*** INPUT MATERIAL Section Begins ***

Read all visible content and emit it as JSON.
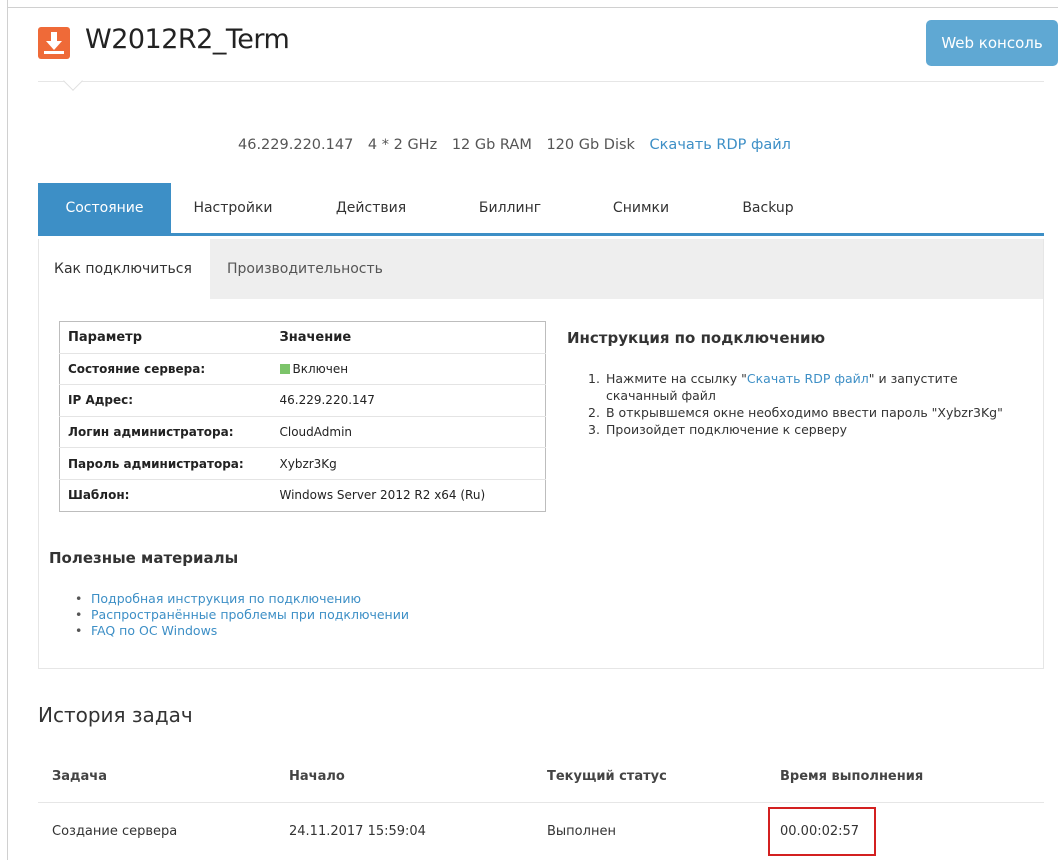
{
  "header": {
    "icon": "download-icon",
    "server_name": "W2012R2_Term",
    "web_console_label": "Web консоль"
  },
  "summary": {
    "ip": "46.229.220.147",
    "cpu": "4 * 2 GHz",
    "ram": "12 Gb RAM",
    "disk": "120 Gb Disk",
    "rdp_link": "Скачать RDP файл"
  },
  "main_tabs": [
    "Состояние",
    "Настройки",
    "Действия",
    "Биллинг",
    "Снимки",
    "Backup"
  ],
  "sub_tabs": [
    "Как подключиться",
    "Производительность"
  ],
  "info_table": {
    "header": [
      "Параметр",
      "Значение"
    ],
    "rows": [
      [
        "Состояние сервера:",
        "Включен"
      ],
      [
        "IP Адрес:",
        "46.229.220.147"
      ],
      [
        "Логин администратора:",
        "CloudAdmin"
      ],
      [
        "Пароль администратора:",
        "Xybzr3Kg"
      ],
      [
        "Шаблон:",
        "Windows Server 2012 R2 x64 (Ru)"
      ]
    ],
    "status_color": "#7cc46a"
  },
  "instructions": {
    "title": "Инструкция по подключению",
    "steps": {
      "n1": "1.",
      "s1_pre": "Нажмите на ссылку \"",
      "s1_link": "Скачать RDP файл",
      "s1_post": "\" и запустите скачанный файл",
      "n2": "2.",
      "s2": "В открывшемся окне необходимо ввести пароль \"Xybzr3Kg\"",
      "n3": "3.",
      "s3": "Произойдет подключение к серверу"
    }
  },
  "useful": {
    "title": "Полезные материалы",
    "links": [
      "Подробная инструкция по подключению",
      "Распространённые проблемы при подключении",
      "FAQ по ОС Windows"
    ]
  },
  "history": {
    "title": "История задач",
    "columns": [
      "Задача",
      "Начало",
      "Текущий статус",
      "Время выполнения"
    ],
    "rows": [
      [
        "Создание сервера",
        "24.11.2017 15:59:04",
        "Выполнен",
        "00.00:02:57"
      ]
    ]
  },
  "colors": {
    "accent": "#3d8fc6",
    "web_console_button": "#5fa8d3",
    "app_icon": "#ef6a38",
    "highlight": "#d32020"
  }
}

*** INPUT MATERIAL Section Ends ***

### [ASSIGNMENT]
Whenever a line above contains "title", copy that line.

### [EXERCISE OUTPUT]
    "title": "Инструкция по подключению",
    "title": "Полезные материалы",
    "title": "История задач",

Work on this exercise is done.